Worldwide buzz this week has focused largely on Earth Day's 40th anniversary, and the University of Montana—that bastion of the environmentally conscious—is no exception.
The crown jewel of UM's eco-orgy was the much-anticipated release of its Climate Action Plan, an intense study into how the school can radically reduce its contribution to climate change. The university's annual emissions output has increased significantly in the past decade, from 35,000 metric tons of carbon dioxide in 2000 to just under 50,000 in 2007. UM predicts that, if no action is taken, the school's greenhouse gas emissions will double by 2050.
That's exactly why UM President George Dennison three years ago made a seemingly outrageous vow to make his alma mater carbon neutral by 2020. With the plan now officially announced, the university is one step closer to that goal. But like most UM projects, this one comes with a few head-scratchers.
For instance, it could cost as much as $94 million up front and $190,000 annually for the foreseeable future. A statewide financial crunch for the Montana University System makes the numbers all the more daunting. We suppose Dennison never said going green would be cheap.
Dennison did say carbon neutrality would mean major changes for how UM operates on a daily basis, and a look at the plan reveals just how major.
There's mention of the proposed four-day workweek, a quick-and-dirty way to cut energy consumption that's already been well covered—and widely panned. Still, Dennison continues to push a UM task force to determine its feasibility.
There's also talk of transportation issues. Commuting and air travel account for 31.6 percent of UM's total greenhouse gas output. Roughly 4,900 students drive to campus daily. According to the plan, if 5 percent of those students commuted by bus, the university as a whole would drive 132,000 fewer miles a year. The strategy to switch those drivers into riders: promoting the bus.
Two big-ticket items also caught our attention. First, a wood-fired boiler and off-campus biomass plant—valued at $54 million—would replace natural gas powered steam-based heating. Then, off-campus wind turbines—with a price tag of about $30 million—would replace purchased electricity.
Now, we're the first to salute UM's accomplishment in drafting a Climate Action Plan.
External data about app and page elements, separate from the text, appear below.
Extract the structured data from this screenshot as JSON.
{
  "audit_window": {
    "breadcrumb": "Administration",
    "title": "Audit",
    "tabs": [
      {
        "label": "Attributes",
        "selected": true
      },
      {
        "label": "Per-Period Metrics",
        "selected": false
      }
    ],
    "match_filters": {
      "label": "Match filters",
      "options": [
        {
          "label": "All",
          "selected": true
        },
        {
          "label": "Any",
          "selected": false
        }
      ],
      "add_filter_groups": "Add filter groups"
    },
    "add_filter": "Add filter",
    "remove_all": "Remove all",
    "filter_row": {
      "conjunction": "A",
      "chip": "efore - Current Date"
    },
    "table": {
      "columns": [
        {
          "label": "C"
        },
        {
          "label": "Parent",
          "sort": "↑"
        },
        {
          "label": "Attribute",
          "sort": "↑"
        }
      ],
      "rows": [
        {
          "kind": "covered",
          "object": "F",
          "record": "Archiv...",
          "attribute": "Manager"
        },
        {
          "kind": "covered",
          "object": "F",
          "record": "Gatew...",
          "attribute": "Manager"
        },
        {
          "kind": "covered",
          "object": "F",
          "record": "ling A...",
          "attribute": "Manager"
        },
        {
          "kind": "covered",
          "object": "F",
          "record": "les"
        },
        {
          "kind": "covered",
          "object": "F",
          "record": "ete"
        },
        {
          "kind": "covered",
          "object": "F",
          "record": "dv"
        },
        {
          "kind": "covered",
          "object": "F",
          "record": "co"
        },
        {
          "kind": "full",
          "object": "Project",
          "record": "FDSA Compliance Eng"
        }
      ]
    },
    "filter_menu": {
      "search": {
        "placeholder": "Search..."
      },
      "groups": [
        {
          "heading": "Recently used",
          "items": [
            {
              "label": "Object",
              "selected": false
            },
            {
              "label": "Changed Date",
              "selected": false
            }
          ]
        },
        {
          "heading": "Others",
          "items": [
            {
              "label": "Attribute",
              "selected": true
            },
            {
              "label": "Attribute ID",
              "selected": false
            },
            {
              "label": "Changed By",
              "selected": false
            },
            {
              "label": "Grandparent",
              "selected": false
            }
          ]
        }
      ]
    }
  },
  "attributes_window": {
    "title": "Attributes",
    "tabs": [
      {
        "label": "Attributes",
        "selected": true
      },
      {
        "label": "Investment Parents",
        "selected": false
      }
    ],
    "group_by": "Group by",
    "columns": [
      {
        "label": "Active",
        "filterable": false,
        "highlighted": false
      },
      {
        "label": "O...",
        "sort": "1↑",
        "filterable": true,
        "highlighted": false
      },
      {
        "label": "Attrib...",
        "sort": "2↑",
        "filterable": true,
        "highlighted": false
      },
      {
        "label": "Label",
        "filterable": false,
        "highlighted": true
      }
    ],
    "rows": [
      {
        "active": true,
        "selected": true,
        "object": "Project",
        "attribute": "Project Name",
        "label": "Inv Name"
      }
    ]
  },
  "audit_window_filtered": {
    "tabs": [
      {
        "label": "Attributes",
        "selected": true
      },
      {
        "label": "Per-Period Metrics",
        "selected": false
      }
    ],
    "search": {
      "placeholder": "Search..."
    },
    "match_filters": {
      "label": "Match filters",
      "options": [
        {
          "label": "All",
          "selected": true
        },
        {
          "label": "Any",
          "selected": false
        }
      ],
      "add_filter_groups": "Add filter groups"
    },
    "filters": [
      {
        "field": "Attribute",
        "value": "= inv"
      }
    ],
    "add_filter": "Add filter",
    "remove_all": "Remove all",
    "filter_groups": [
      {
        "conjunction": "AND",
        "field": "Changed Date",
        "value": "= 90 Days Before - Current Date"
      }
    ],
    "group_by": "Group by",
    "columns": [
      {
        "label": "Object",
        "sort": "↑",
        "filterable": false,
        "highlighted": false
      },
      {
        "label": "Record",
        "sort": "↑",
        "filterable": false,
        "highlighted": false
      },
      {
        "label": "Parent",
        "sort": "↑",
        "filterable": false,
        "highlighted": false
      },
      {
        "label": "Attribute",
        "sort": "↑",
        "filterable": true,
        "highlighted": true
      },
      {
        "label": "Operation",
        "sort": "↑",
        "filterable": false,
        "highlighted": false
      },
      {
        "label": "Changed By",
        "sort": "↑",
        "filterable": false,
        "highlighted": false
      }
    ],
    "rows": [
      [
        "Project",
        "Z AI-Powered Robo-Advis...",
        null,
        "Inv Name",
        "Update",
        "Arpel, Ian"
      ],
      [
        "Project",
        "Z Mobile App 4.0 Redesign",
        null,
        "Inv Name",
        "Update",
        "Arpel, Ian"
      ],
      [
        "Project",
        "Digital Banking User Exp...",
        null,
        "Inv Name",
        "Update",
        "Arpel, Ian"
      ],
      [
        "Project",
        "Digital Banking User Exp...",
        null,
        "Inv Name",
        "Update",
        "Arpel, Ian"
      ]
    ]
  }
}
The more efficiently our neighbors at the university can run, the better. This plan clearly states why there's a problem, and what the solutions may be, but ignores the how—as in, How on God's not-quite-as-green Earth do you plan on paying for any of this? That multi-million dollar question hangs over the plan's promise like a cloud of soot.